WATT: To make matters worse, lionfish have no predators in these Western waters.

FOGG: It comes down to something else besides predators to take charge and keep these fish under control and that`s us, divers.

There may be fishermen out there that maybe never would have considered themselves conservationists, but this is something where they can go

diving, they can go harvest the fish and help the ecosystem in the process.

WATT: They have to be careful though. Those spines along their back and sides, they`re venomous.

FOGG: You`re not going to, but you may shed a tear or two.

WATT: To keep their hands safe, divers use a long spear to catch the lionfish and the contraption called a zookeeper to contain them.

FOGG: It`s essentially a plastic tube that allows to you put the lionfish into it and prevents the spines from poking out and potentially stinging

you. You want to make sure that you`re not going to get stung.

WATT: The good news: lionfish happen to taste good and have become somewhat of a delicacy in upscale restaurants along the coast, like GW Fins

in New Orleans, where this has become a story of eat `em to beat `em.

The restaurant worked directly with the spear fishermen, who supplied their lionfish. It is good for business and good for the environment. Crucially,
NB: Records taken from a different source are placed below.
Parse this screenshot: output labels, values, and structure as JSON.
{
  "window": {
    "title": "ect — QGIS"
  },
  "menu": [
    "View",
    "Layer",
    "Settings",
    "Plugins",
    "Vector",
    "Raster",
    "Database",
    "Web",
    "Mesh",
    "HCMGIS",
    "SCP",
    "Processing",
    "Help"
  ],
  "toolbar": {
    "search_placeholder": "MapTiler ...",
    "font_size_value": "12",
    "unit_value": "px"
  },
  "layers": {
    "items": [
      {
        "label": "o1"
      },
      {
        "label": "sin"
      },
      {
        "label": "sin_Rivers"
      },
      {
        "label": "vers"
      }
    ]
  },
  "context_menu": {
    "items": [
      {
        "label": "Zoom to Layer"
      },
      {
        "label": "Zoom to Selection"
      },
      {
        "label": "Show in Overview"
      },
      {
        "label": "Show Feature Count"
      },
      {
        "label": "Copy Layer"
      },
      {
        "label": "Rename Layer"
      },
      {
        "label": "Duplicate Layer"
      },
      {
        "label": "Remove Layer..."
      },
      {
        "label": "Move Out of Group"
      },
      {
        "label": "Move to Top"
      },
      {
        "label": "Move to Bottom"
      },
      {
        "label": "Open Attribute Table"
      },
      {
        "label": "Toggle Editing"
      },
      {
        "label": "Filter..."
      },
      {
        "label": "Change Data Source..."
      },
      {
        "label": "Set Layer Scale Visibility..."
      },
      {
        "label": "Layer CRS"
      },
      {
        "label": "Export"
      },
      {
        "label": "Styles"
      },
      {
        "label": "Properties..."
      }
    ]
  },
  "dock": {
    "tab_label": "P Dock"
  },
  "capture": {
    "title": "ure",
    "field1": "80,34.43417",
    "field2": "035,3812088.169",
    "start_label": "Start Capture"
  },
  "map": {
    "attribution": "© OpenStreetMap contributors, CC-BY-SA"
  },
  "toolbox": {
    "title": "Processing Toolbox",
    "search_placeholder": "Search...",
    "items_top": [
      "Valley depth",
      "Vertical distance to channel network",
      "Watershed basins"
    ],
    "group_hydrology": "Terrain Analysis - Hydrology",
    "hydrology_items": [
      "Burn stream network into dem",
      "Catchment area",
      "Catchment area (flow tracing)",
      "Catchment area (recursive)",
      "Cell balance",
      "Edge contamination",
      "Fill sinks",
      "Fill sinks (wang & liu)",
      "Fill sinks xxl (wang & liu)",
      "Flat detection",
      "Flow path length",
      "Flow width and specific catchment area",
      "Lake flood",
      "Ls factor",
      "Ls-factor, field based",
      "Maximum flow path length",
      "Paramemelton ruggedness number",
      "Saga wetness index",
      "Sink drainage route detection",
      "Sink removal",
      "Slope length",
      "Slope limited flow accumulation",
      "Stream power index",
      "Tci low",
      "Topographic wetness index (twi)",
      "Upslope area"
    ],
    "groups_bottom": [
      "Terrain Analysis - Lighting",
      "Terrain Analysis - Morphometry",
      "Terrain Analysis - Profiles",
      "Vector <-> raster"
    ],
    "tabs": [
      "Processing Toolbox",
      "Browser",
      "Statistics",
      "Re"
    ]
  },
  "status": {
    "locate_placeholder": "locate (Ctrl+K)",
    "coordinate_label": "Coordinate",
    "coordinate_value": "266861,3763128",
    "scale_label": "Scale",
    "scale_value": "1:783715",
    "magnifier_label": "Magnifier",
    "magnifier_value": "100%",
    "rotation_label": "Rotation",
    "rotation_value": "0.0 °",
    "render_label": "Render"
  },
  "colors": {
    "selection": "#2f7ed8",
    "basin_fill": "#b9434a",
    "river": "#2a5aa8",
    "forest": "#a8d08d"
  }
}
their methods avoid bycatch and target the enemy.

MICHAEL NELSON, EXECUTIVE CHEF, GW FINS: If you run out a net through the water, you really never know exactly what you`re pulling up. When it comes

to these spear fishermen, they are only harvesting exactly the fish that we`re looking for and nothing else.

Sourcing is probably the most important thing we do to make sure we know who, when where and how all of our fish was caught.

WATT: Understanding why is important, too. If the lionfish population spirals out of control, it could eat many of the species the restaurant is

used to having on its menu.

NELSON: Really, the only way to incentivize people to get out there and eradicate these and catch as many as they can is to create a demand and a

market for them. Then, boom, you`ll have a lot more people out there, hunting for lionfish.

WATT: The goal is to control the lionfish population, not eliminate it.

FOGG: Lionfish will really always be here. It is just where they are going to find their place in that -- in the ecosystem and in the food web.


WIRE: And for today`s 10 out of 10, a new study says that octopuses like to throw things at each other when they`re irritated. Check this out,

researchers in the new study released Wednesday observe octopuses in Jervis Bay, Australia, typically solitary creatures. The octopuses here live in

super tight quarters because of the abundance of food there and the close proximity of their dens. Scientists said that the octopuses appeared to

deliberately launch silt and even shells at nearby neighbors by using a jet of water from a funnel at the front of their bodies.

If intentional, these octopuses would join a very few number of other species known to throw things at each other, including of course humans.

Now, we want to thank all of you who are throwing us some love on our CNN 10 YouTube Channel. We`re going to throw it right back at you.

Special shout-out now to Medicine Crow Middle School in Billings, Montana.

Leaving you now with a Thursday thought. In 2019, a blind high school wrestler named Jay Spencer became Alabama state champ. Moments after

stepping off the mat exhausted in victory, Jay said, don`t let what anyone thinks about you change how you think. As long as you believe you can do

something, then you can.

I`m Coy and this is CNN 10.